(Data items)

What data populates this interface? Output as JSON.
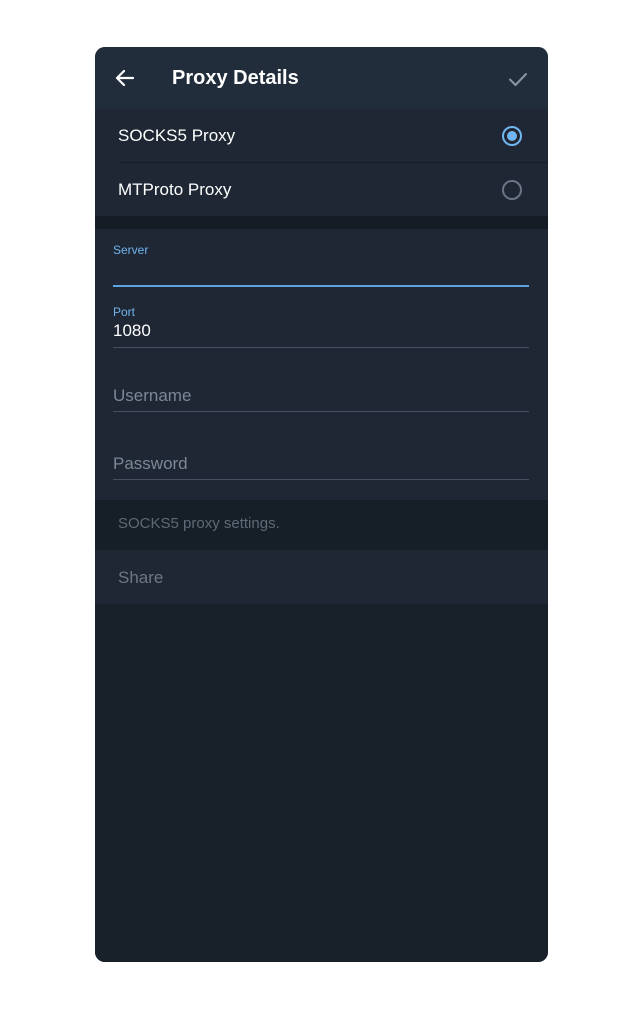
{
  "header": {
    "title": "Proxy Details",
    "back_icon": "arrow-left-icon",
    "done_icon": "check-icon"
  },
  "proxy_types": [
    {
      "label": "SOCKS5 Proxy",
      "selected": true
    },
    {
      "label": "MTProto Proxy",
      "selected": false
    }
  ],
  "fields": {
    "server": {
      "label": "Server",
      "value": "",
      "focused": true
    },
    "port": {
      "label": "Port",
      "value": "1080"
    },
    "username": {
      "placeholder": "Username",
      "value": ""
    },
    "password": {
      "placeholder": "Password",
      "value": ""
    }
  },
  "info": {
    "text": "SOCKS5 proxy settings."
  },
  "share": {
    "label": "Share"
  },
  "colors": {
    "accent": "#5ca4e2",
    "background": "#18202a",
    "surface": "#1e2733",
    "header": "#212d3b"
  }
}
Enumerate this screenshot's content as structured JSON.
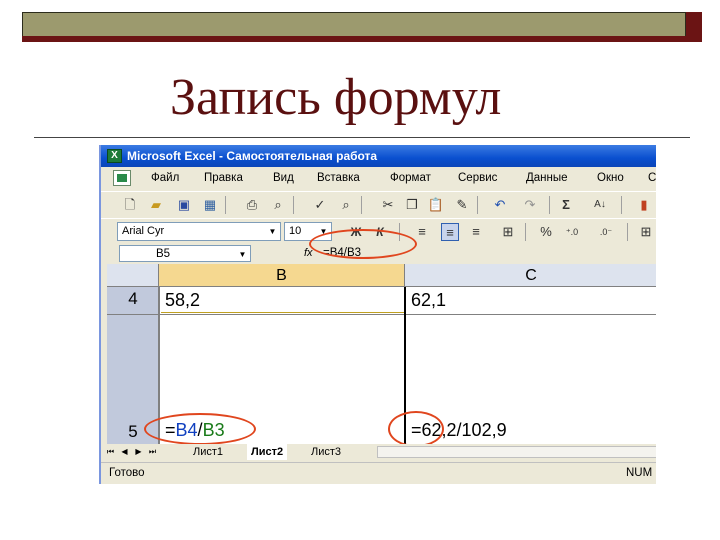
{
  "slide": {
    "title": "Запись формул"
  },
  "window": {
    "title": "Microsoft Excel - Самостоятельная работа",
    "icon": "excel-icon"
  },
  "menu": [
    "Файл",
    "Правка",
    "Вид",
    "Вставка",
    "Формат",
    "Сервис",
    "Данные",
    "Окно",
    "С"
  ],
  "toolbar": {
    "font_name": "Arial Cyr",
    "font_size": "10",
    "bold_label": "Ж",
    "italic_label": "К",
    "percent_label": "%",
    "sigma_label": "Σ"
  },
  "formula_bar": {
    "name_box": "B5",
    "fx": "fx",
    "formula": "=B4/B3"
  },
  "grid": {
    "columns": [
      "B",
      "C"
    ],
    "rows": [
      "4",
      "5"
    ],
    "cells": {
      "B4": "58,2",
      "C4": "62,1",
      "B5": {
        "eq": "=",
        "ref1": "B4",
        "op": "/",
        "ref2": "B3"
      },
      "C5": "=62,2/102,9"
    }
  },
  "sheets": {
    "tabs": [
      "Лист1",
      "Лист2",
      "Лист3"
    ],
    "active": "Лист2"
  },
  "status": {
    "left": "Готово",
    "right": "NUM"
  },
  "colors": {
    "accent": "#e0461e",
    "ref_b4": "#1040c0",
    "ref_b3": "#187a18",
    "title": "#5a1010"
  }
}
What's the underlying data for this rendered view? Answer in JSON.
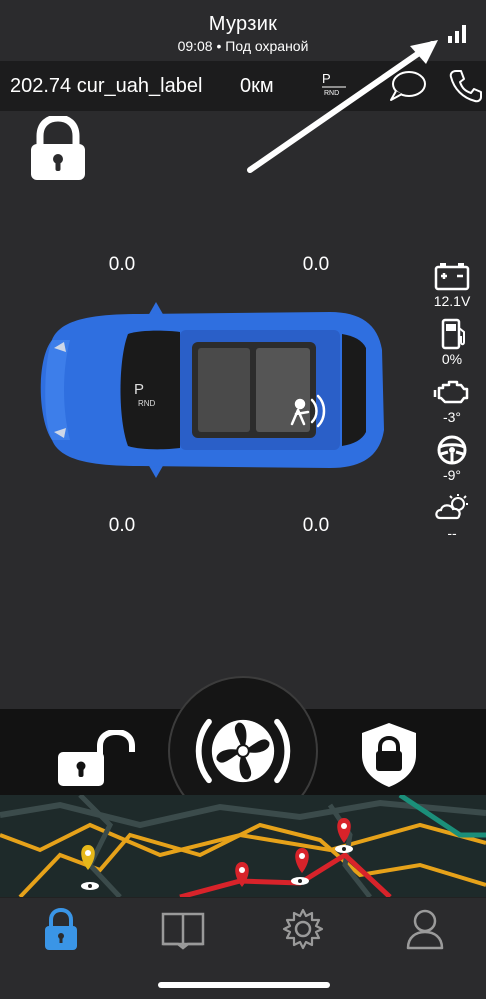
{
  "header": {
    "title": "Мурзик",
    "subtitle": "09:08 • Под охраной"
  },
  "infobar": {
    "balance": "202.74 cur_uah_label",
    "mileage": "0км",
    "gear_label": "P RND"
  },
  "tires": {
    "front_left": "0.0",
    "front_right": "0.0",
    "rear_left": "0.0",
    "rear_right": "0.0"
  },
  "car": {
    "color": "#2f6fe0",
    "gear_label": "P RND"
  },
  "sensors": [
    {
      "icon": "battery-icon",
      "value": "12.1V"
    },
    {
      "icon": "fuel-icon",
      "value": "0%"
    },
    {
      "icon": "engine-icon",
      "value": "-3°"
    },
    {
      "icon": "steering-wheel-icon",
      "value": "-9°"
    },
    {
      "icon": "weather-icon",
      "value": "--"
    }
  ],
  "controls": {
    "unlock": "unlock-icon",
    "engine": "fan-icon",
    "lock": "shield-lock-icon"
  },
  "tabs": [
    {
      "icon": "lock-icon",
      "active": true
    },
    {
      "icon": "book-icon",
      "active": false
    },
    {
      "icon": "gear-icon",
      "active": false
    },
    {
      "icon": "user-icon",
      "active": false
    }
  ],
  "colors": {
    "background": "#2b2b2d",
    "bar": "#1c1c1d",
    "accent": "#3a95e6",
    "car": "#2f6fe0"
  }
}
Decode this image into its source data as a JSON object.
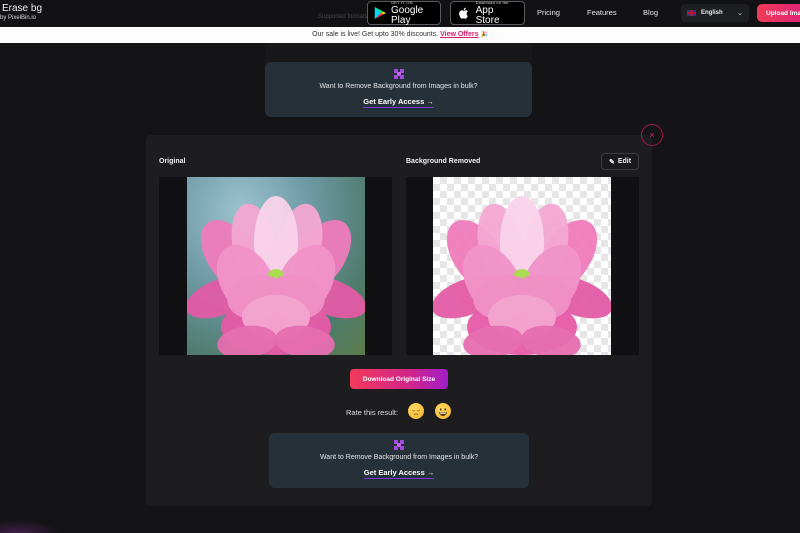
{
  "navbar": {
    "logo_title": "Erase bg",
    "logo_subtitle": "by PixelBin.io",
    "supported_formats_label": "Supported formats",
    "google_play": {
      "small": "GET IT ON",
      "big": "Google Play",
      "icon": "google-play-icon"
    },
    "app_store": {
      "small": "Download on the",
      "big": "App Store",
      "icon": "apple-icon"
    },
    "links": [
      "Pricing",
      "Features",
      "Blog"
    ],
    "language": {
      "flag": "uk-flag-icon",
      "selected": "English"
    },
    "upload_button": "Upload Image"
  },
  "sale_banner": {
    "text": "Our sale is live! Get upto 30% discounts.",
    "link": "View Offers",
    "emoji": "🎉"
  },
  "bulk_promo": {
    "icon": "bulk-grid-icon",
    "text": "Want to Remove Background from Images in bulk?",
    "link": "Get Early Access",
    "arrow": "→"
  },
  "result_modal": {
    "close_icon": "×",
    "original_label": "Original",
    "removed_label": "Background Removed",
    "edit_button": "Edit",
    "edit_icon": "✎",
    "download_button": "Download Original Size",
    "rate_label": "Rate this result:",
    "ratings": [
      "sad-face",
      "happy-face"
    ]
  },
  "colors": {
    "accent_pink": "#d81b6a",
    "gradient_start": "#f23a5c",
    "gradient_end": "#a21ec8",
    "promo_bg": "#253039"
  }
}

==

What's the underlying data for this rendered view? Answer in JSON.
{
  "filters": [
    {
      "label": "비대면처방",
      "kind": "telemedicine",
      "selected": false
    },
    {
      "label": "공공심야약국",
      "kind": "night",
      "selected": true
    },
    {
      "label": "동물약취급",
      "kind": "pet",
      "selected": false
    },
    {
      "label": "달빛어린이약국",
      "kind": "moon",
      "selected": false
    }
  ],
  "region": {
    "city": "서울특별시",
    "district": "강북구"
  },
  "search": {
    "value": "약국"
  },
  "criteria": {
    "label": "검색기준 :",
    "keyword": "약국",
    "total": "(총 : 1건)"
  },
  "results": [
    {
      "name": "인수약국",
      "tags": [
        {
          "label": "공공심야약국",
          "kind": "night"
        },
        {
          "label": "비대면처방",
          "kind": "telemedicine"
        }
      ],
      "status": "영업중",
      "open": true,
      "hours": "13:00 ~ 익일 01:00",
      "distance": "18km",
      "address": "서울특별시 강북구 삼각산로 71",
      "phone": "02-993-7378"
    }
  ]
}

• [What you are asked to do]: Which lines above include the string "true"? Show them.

• [Task solution]:
      "selected": true
      "focused": true
      "active": true
      "selected": true
      "open": true,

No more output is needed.